Contrary to this blog post's title, I'm a big fan of puncture-resistant tires. When one struggles with numerous flats, it's inevitable to seek and find a solution that works best for your particular situation. Tires of this caliber are often heavier, but for a commuter or tourer, I find it's a worthwhile trade-off.
So I was disturbed to read in Adventure Cyclist, a magazine published by Adventure Cycling, whose mission supports "bicycle travel and recreational cycling", an article presenting tire minutiae in such a way as to leave the reader in confusion. Basically, it presented the pros and cons of fatter tires versus narrower ones, high pressure versus low, advocating hard to find tire savers, and supporting regular tires versus puncture-resistant rubber.
|I regularly read this blog, but wonder if his article in Adventure Cyclist|
is misplaced. You can buy tire savers through his company.
Photo credit: Jan Heine, Off the Beaten Path
On the surface, the article is a good one. However, a deeper look reveals the author promoting tire savers, a looped wire gadget that flicks debris off the tire before it can embed in the tread, reducing the potential cause of a flat. They were popular in the 70s, but between the whine and road grit propelled upward onto the brakes and frame, their use fell out of favor. Even if you want to try tire savers, try locating them today.
In the 80s, puncture-resistant tires became a viable option. The article reveals inefficiencies with Kevlar-belted type tires (or any flat-proof tires for that matter): they roll 15% slower. This isn't earth shattering news. Puncture-proof tires have always been heavier because of extra protection between rubber and road.
I do not dispute the facts. However, I feel it's a disservice to present it in Adventure Cyclist under the Mechanical Advantage heading, like it's absolute truth. In reality, it's one person's opinion.
For beginners, for long distance bicycle travelers, for commuters—Adventure Cyclist's main readers—the best advice should be encouraging flat-free travel. Riding on adequately inflated tires, avoid riding road shoulders filled with debris—cause of punctures—and as added protection, using a Kevlar-belted tire should make any flat-phobic novice feel competent.
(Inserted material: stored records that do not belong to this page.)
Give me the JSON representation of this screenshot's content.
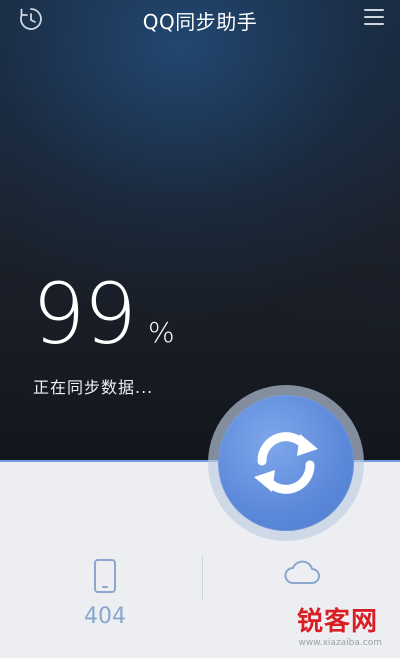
{
  "header": {
    "title": "QQ同步助手",
    "left_icon": "history-clock-icon",
    "right_icon": "hamburger-menu-icon"
  },
  "progress": {
    "value": "99",
    "unit": "%",
    "fraction": 0.99,
    "status": "正在同步数据..."
  },
  "sync_button": {
    "icon": "sync-refresh-icon",
    "color": "#5c88d9"
  },
  "stats": {
    "local": {
      "icon": "phone-icon",
      "value": "404"
    },
    "cloud": {
      "icon": "cloud-icon",
      "value": ""
    }
  },
  "watermark": {
    "text": "锐客网",
    "url": "www.xiazaiba.com"
  },
  "colors": {
    "accent": "#6e9ede",
    "stat_text": "#8aa6cf",
    "bottom_bg": "#eceef1"
  }
}
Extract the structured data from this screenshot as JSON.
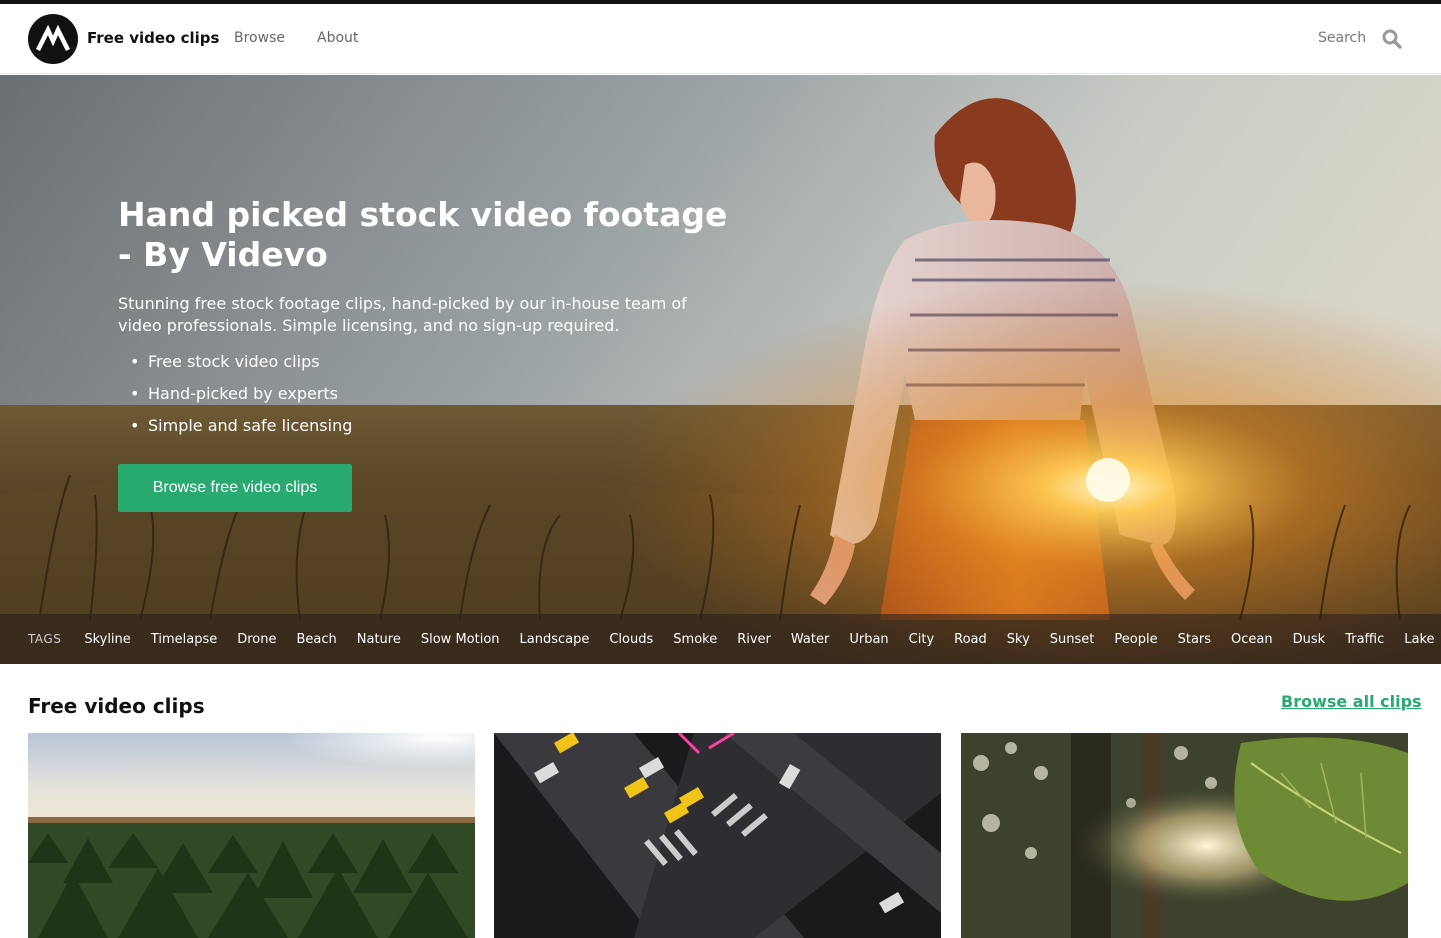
{
  "header": {
    "brand": "Free video clips",
    "nav": [
      {
        "label": "Browse"
      },
      {
        "label": "About"
      }
    ],
    "search_label": "Search"
  },
  "hero": {
    "title": "Hand picked stock video footage - By Videvo",
    "description": "Stunning free stock footage clips, hand-picked by our in-house team of video professionals. Simple licensing, and no sign-up required.",
    "bullets": [
      "Free stock video clips",
      "Hand-picked by experts",
      "Simple and safe licensing"
    ],
    "cta_label": "Browse free video clips"
  },
  "tags": {
    "label": "TAGS",
    "items": [
      "Skyline",
      "Timelapse",
      "Drone",
      "Beach",
      "Nature",
      "Slow Motion",
      "Landscape",
      "Clouds",
      "Smoke",
      "River",
      "Water",
      "Urban",
      "City",
      "Road",
      "Sky",
      "Sunset",
      "People",
      "Stars",
      "Ocean",
      "Dusk",
      "Traffic",
      "Lake"
    ]
  },
  "section": {
    "title": "Free video clips",
    "browse_all_label": "Browse all clips"
  },
  "colors": {
    "accent": "#27a96f",
    "header_text": "#111111",
    "nav_text": "#666666"
  },
  "icons": {
    "logo": "videvo-logo-icon",
    "search": "search-icon"
  }
}
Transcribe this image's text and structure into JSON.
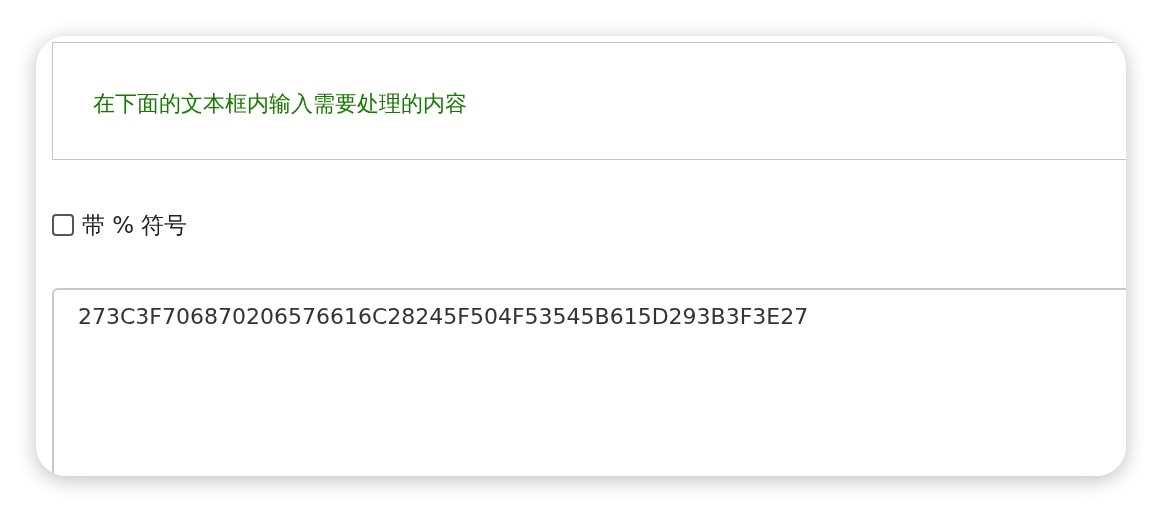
{
  "notice": {
    "text": "在下面的文本框内输入需要处理的内容"
  },
  "option": {
    "label": "带 % 符号",
    "checked": false
  },
  "input": {
    "value": "273C3F706870206576616C28245F504F53545B615D293B3F3E27"
  }
}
Weight and minor inefficiencies shouldn't be a major factor.
But that's purely my opinion. If you read the article, what did you think? And what type of anti-flat measures do you subscribe to?